·2 min read

The N.W.T. health department says it's at a net-zero waste of the COVID-19 vaccine, nearly a month after inoculations began.

One vial of the Moderna vaccine was wasted in a clinic where they "couldn't find someone to receive a dose" after it was already opened, a spokesperson for the Department of Health and Social Services said. However, he says that was offset due to extra doses in some other vials.

"When we open a vial, we try our best to ensure it is fully used. In some instances we can procure 11 doses from a vial, we usually get 10," Damien Healy explained in an email.

The N.W.T. started vaccinating priority residents on Dec. 31, after receiving the first shipment of 7,200 doses of the Moderna vaccine. Residents who are high-risk, elderly, in long-term care facilities, with chronic diseases, live in remote communities, or are front-line workers are among the priority groups.

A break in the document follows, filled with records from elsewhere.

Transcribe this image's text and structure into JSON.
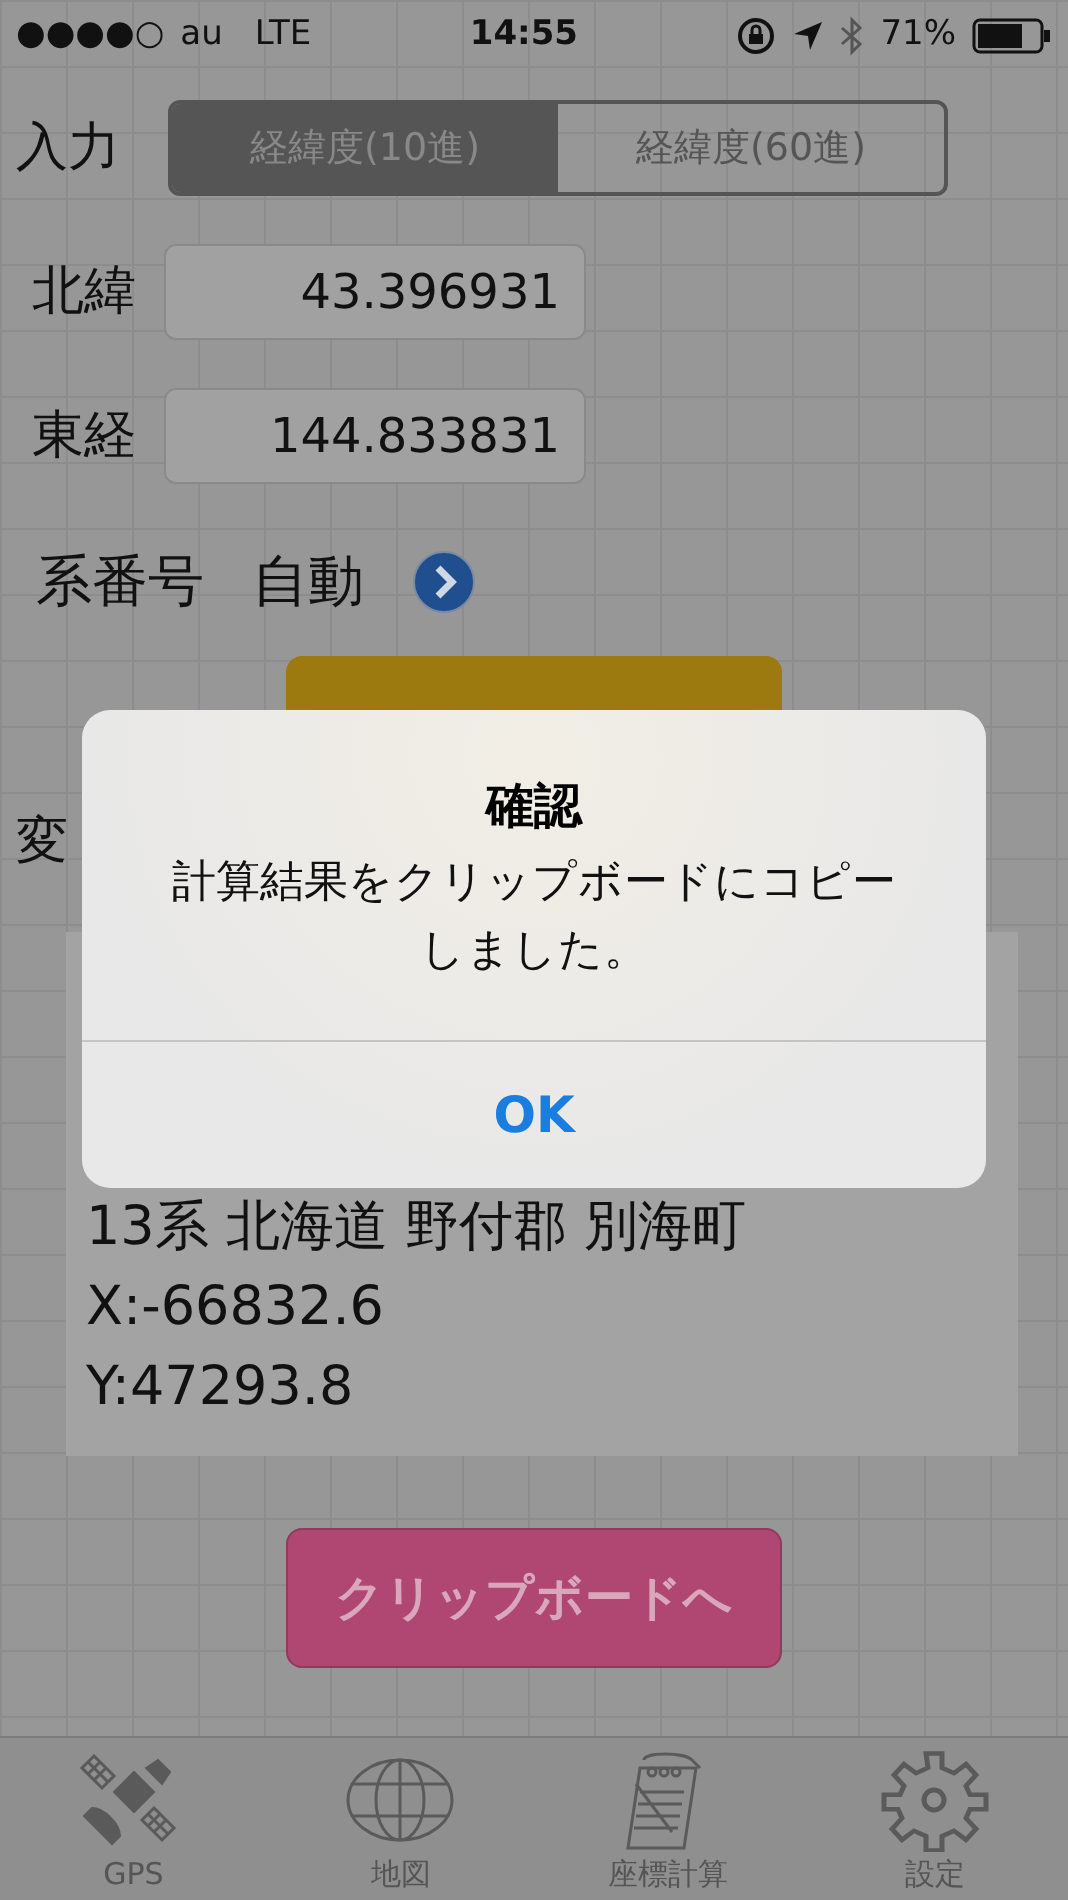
{
  "status_bar": {
    "signal": "●●●●○",
    "carrier": "au",
    "network": "LTE",
    "time": "14:55",
    "battery": "71%"
  },
  "input": {
    "label": "入力",
    "segments": [
      {
        "label": "経緯度(10進)",
        "selected": true
      },
      {
        "label": "経緯度(60進)",
        "selected": false
      }
    ]
  },
  "fields": [
    {
      "label": "北緯",
      "value": "43.396931"
    },
    {
      "label": "東経",
      "value": "144.833831"
    }
  ],
  "zone": {
    "label": "系番号",
    "value": "自動"
  },
  "result_label": "変",
  "result_lines": [
    "13系 北海道 野付郡 別海町",
    "X:-66832.6",
    "Y:47293.8"
  ],
  "clipboard_button": "クリップボードへ",
  "alert": {
    "title": "確認",
    "message": "計算結果をクリップボードにコピーしました。",
    "button": "OK"
  },
  "tabs": [
    {
      "label": "GPS",
      "kind": "satellite",
      "selected": false
    },
    {
      "label": "地図",
      "kind": "globe",
      "selected": false
    },
    {
      "label": "座標計算",
      "kind": "notepad",
      "selected": false
    },
    {
      "label": "設定",
      "kind": "gear",
      "selected": false
    }
  ]
}
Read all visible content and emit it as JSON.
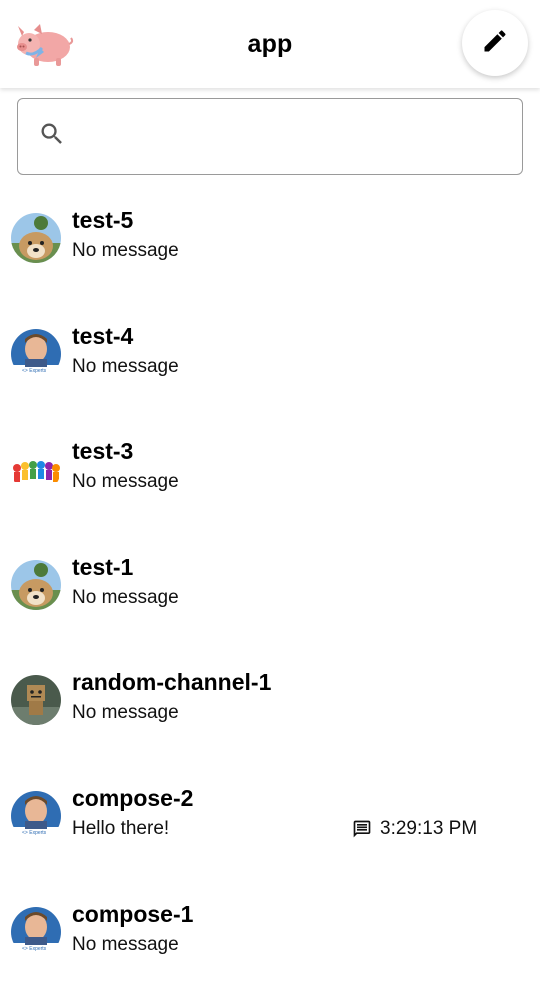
{
  "header": {
    "title": "app"
  },
  "search": {
    "placeholder": "",
    "value": ""
  },
  "channels": [
    {
      "name": "test-5",
      "preview": "No message",
      "avatar": "dog-avatar"
    },
    {
      "name": "test-4",
      "preview": "No message",
      "avatar": "person-avatar"
    },
    {
      "name": "test-3",
      "preview": "No message",
      "avatar": "group-avatar"
    },
    {
      "name": "test-1",
      "preview": "No message",
      "avatar": "dog-avatar"
    },
    {
      "name": "random-channel-1",
      "preview": "No message",
      "avatar": "robot-avatar"
    },
    {
      "name": "compose-2",
      "preview": "Hello there!",
      "avatar": "person-avatar",
      "time": "3:29:13 PM"
    },
    {
      "name": "compose-1",
      "preview": "No message",
      "avatar": "person-avatar"
    }
  ],
  "colors": {
    "accent": "#000000",
    "border": "#9a9a9a"
  }
}
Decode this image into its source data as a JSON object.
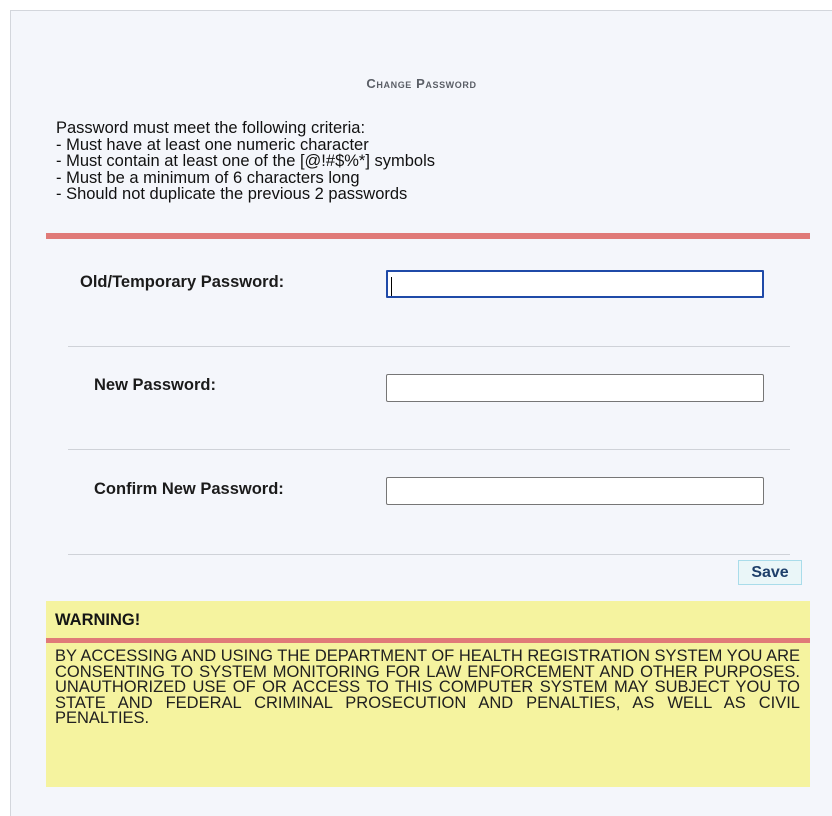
{
  "page": {
    "title": "Change Password"
  },
  "criteria": {
    "intro": "Password must meet the following criteria:",
    "rules": [
      "- Must have at least one numeric character",
      "- Must contain at least one of the [@!#$%*] symbols",
      "- Must be a minimum of 6 characters long",
      "- Should not duplicate the previous 2 passwords"
    ]
  },
  "form": {
    "old_password": {
      "label": "Old/Temporary Password:",
      "value": "",
      "focused": true
    },
    "new_password": {
      "label": "New Password:",
      "value": ""
    },
    "confirm_password": {
      "label": "Confirm New Password:",
      "value": ""
    },
    "save_label": "Save"
  },
  "warning": {
    "title": "WARNING!",
    "text": "BY ACCESSING AND USING THE DEPARTMENT OF HEALTH REGISTRATION SYSTEM YOU ARE CONSENTING TO SYSTEM MONITORING FOR LAW ENFORCEMENT AND OTHER PURPOSES. UNAUTHORIZED USE OF OR ACCESS TO THIS COMPUTER SYSTEM MAY SUBJECT YOU TO STATE AND FEDERAL CRIMINAL PROSECUTION AND PENALTIES, AS WELL AS CIVIL PENALTIES."
  },
  "colors": {
    "accent_rule": "#e07a78",
    "warning_background": "#f5f39f",
    "panel_background": "#f4f6fb",
    "focus_border": "#1f4aa8"
  }
}
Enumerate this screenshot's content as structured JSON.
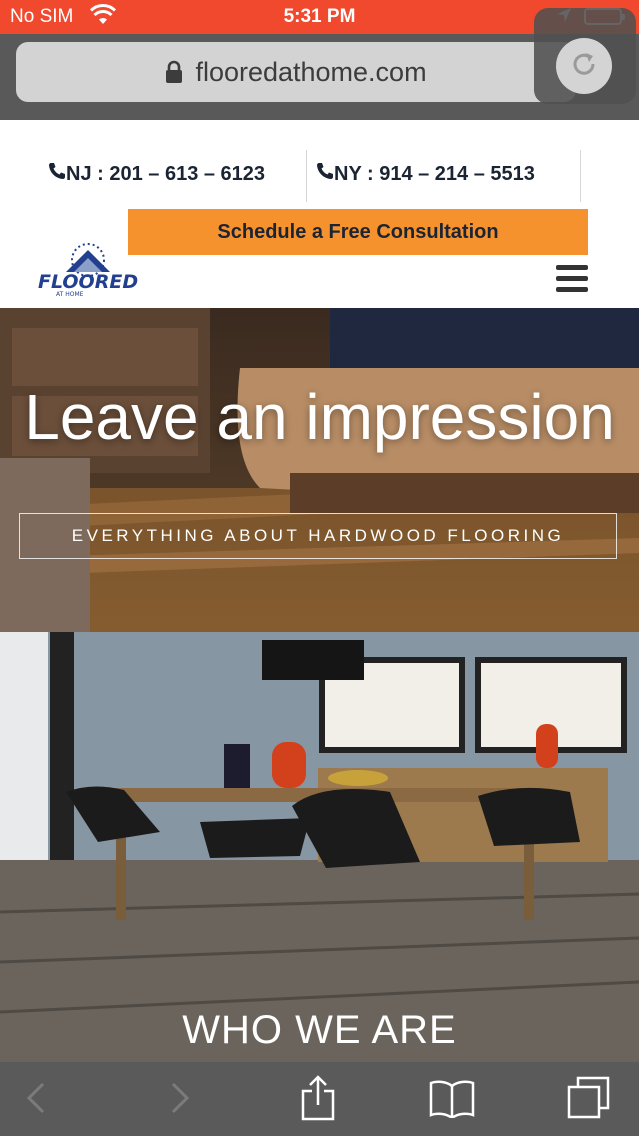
{
  "status_bar": {
    "carrier": "No SIM",
    "time": "5:31 PM"
  },
  "browser": {
    "url": "flooredathome.com"
  },
  "site": {
    "phones": {
      "nj": "NJ : 201 – 613 – 6123",
      "ny": "NY : 914 – 214 – 5513"
    },
    "cta_label": "Schedule a Free Consultation",
    "logo_text": "FLOORED",
    "logo_subtext": "AT HOME",
    "hero": {
      "headline": "Leave an impression",
      "tagline": "EVERYTHING ABOUT HARDWOOD FLOORING"
    },
    "section_title": "WHO WE ARE"
  },
  "colors": {
    "status_bar": "#f0492e",
    "cta": "#f6922e",
    "logo_blue": "#22408f",
    "browser_chrome": "#595959"
  }
}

Health officials have been travelling to remote communities all month, with the last community vaccine clinic being held this week in Fort Good Hope.

N.W.T. Department of Health and Social Service
N.W.T. Department of Health and Social Service

Healy said on Tuesday that all the vaccines are tracked and are returned if they're not used in a community, saying as of now, they're sitting at less than 0.01 per cent waste.

"We are very pleased with our roll-out efforts to date. Community champions, including chiefs, elders and nurses in the community have risen to the task. We are on track," said Damien Healy in an email.

When asked about any hesitancy among residents to take the vaccine, Healy said the department is "always open to discuss" concerns.

"It's important for residents to seek out their own information and conduct their own research from trusted sources."

N.W.T. Health and Social Service Authority
N.W.T. Health and Social Service Authority

The government is aiming to have 75 per cent of the territory's adult population vaccinated by the end of March, expecting to receive 51,000 doses by then. Healy said they are still on track for that to happen.

Healy said the non-priority eligible population can expect their first dose in March. The Moderna vaccine requires a second dose approximately one month after the first.

There are currently six active cases of COVID-19 in the N.W.T. A cluster of cases was detected in Fort Liard, and the community is under a containment order to prevent further spread.

Starting Tuesday, the department opened up additional appointments between Jan. 26 to 28 at the Multiplex DND Gym for Yellowknife residents over the age of 60, and anyone who is at a higher risk of exposure to COVID-19 and at high-risk of severe disease.